Child and Parental Correlates of Participation in Sports and Recreational Activities in School-Aged Children with Autism Spectrum Disorder

Poster Presentation
Thursday, May 10, 2018: 5:30 PM-7:00 PM
Hall Grote Zaal (de Doelen ICC Rotterdam)
V. Lee1, T. Bennett2, A. Zaidman-Zait3, E. Duku4, S. Georgiades4, P. Szatmari5, M. Elsabbagh6, P. Mirenda7, I. M. Smith8, W. J. Ungar9, T. Vaillancourt10, J. Volden11, C. Waddell12, L. Zwaigenbaum11 and A. Thompson4, (1)McMaster Universtiy-Offord Centre, Hamilton, ON, Canada, (2)Offord Centre for Child Studies, McMaster University, Hamilton, ON, CANADA, (3)Tel-Aviv University, Tel-Aviv, Israel, (4)McMaster University, Hamilton, ON, Canada, (5)The Hospital for Sick Children, Toronto, ON, Canada, (6)McGill University, Montreal, PQ, Canada, (7)University of British Columbia, Vancouver, BC, Canada, (8)Dalhousie University / IWK Health Centre, Halifax, NS, CANADA, (9)University of Toronto / The Hospital for Sick Children, Toronto, ON, Canada, (10)University of Ottawa, Ottawa, ON, Canada, (11)University of Alberta, Edmonton, AB, Canada, (12)Simon Fraser University, Vancouver, BC, Canada
Background: Participation in sports and recreational programs (SRP) by children and adolescents is an essential component to healthy development; benefits for developmental outcomes (e.g. physical and mental health) have been well documented (Anderson et al, 2006). Yet the literature consistently indicates that children and youth with ASD are less likely than their same-aged peers to participate actively in community-based programs (Orsmond, Krauss, & Seltzer, 2004). While previous studies have noted individual, parental, contextual characteristics that may act as barriers and facilitators to participation, our understanding of factors related to longitudinal participation in these programs is limited.

Objectives: The primary objective of this study was to identify differences between child and parental characteristics of school-aged children with ASD whose parents reported consistent participation or no participation in organized SRP over a 4-year period between the ages of 7 and 12 years. A secondary objective was to examine whether these child and parental characteristics were correlated with participation over time.

Methods: Data came from the Pathways in ASD study, a large Canadian longitudinal prospective study of children with ASD. The sample was composed of 189 school-aged children with ASD at T1 (mean age: 12.7 years, 83% male). Participation in organized community-based sports and recreational programs was indexed using the Community Programs and Services Assessment (CPSA) over a 4-year period (T1-T4, with T1 as the first assessment between age 8-9 years and one assessment every 12 months for 3 consecutive years). ANOVAs were used to explore group differences based on consistent participation across the 4-year period and on variables of interest including child characteristics: T1 autism severity scores (Autism Diagnostic Observation Scale; ADOS), T2 and T4 adaptive functioning (Vineland Adaptive Behavior Scale; VABS II); and T1-T4 externalizing and internalizing behaviour (Child Behavior Checklist; CBCL 6-18), and parent characteristics across T1-T4 including: estimated household income, parental stress (Parental Stress Index; PSI), and T1-T4 parental anxiety and depression self-reported symptoms (Symptoms Checklist-Revised; SCL-90-R).

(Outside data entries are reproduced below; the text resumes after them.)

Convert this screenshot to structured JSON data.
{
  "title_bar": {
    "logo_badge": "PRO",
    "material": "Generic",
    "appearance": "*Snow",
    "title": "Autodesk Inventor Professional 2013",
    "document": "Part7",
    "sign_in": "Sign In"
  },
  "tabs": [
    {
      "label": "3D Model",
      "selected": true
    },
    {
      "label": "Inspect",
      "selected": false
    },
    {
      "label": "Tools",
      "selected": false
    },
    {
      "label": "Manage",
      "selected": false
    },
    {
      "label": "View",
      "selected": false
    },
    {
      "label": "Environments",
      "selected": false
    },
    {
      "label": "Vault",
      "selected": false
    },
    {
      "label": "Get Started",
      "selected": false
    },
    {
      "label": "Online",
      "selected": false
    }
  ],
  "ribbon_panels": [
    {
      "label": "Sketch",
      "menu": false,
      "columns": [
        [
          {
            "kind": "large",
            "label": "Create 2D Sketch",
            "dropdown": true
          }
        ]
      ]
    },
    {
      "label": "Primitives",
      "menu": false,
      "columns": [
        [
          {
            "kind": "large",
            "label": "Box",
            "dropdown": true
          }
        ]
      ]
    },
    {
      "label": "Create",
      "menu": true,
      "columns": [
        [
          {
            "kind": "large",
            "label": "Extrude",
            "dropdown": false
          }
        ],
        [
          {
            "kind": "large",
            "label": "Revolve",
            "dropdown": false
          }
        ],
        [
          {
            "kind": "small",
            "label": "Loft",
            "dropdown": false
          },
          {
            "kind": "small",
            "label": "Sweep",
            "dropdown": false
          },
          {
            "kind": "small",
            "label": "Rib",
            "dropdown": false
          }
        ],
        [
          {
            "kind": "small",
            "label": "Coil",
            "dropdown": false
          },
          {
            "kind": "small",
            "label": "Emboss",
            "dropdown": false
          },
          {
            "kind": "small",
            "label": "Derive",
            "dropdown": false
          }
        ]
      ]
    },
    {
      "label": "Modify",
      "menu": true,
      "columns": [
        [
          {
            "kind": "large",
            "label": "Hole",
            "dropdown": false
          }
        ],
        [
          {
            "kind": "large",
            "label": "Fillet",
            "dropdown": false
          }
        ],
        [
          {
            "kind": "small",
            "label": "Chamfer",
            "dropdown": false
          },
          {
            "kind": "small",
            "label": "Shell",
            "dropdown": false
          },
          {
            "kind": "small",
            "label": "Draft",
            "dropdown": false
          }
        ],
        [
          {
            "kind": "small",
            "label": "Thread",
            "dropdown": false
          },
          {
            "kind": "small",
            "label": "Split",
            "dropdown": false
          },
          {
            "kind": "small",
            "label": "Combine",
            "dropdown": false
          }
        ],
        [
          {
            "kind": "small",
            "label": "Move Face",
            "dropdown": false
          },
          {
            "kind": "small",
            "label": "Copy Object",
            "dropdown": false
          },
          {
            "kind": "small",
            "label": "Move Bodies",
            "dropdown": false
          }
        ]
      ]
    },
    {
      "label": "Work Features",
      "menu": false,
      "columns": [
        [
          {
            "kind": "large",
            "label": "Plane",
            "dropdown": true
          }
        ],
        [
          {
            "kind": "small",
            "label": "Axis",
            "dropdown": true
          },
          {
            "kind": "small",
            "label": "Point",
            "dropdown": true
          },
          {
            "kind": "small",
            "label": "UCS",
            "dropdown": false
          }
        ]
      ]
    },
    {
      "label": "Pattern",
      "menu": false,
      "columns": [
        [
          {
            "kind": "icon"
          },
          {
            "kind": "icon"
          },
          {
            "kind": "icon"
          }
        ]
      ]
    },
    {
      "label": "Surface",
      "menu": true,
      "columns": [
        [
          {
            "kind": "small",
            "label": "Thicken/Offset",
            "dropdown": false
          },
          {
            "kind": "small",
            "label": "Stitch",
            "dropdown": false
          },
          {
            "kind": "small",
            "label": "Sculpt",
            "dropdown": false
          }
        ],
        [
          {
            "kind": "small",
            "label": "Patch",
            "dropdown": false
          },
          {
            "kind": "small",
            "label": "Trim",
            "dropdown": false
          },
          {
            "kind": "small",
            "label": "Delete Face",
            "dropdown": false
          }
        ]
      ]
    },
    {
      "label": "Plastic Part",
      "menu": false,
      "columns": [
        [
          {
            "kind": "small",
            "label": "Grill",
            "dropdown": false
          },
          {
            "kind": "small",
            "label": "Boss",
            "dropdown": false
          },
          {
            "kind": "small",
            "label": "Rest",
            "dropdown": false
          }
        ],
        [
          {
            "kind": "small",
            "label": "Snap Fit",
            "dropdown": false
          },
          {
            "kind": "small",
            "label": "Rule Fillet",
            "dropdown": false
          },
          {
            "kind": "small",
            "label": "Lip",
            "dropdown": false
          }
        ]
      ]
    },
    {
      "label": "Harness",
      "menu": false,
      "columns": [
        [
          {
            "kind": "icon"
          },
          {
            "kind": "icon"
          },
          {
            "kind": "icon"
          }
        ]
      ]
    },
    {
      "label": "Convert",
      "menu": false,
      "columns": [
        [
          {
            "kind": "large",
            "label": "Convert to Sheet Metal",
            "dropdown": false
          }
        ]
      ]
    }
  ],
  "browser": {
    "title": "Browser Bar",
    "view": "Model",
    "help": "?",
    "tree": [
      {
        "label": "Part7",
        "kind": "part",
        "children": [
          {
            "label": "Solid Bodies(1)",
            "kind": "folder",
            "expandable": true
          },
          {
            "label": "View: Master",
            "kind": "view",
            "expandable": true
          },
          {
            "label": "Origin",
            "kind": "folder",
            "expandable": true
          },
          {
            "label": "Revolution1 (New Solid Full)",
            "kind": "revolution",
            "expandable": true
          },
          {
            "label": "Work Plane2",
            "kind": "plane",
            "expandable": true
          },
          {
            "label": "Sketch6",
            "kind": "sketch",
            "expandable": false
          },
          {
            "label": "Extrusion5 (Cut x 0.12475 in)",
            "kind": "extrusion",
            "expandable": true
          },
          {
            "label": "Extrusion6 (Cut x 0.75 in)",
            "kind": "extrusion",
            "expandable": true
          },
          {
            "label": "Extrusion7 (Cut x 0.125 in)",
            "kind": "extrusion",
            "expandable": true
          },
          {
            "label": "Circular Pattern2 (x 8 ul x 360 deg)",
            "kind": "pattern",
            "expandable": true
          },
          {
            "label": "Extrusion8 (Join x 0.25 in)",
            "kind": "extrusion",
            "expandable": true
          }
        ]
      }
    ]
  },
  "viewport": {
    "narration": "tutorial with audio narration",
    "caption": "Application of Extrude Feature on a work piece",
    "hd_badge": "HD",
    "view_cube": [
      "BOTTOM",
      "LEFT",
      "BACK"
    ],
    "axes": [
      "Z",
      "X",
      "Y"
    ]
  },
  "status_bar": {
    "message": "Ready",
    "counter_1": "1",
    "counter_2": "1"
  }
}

Results: Of the sample, 21% of the families indicated consistent participation in SRPs over the 4 years and 23% of families indicated no participation. Groups did not differ significantly in gender, autism severity score, or internalizing behaviour. However, compared to children who consistently participated, those who did not participate had significantly lower adaptive functioning skills at T2 and T4 and more externalizing behaviours across T1-T4 (p < 0.001, for all). On parental characteristics, the group who participated consistently had significantly higher household income across time than those who did not participate at all (p < 0.001). Adaptive functioning, externalizing behaviour, and household income were significantly correlated with participation (p < 0.01).

Conclusions: Study findings show that school-aged children with ASD who regularly participate in SRPs have higher adaptive functioning, fewer externalizing behaviour problems, and higher parental income. These findings are consistent with previous literature indicating child and parental factors that limit or facilitate participation in SRPs. They also underline the importance of implementing and evaluating proactive, multifaceted strategies aimed at reducing child- and family-level barriers to inclusion in SRPs.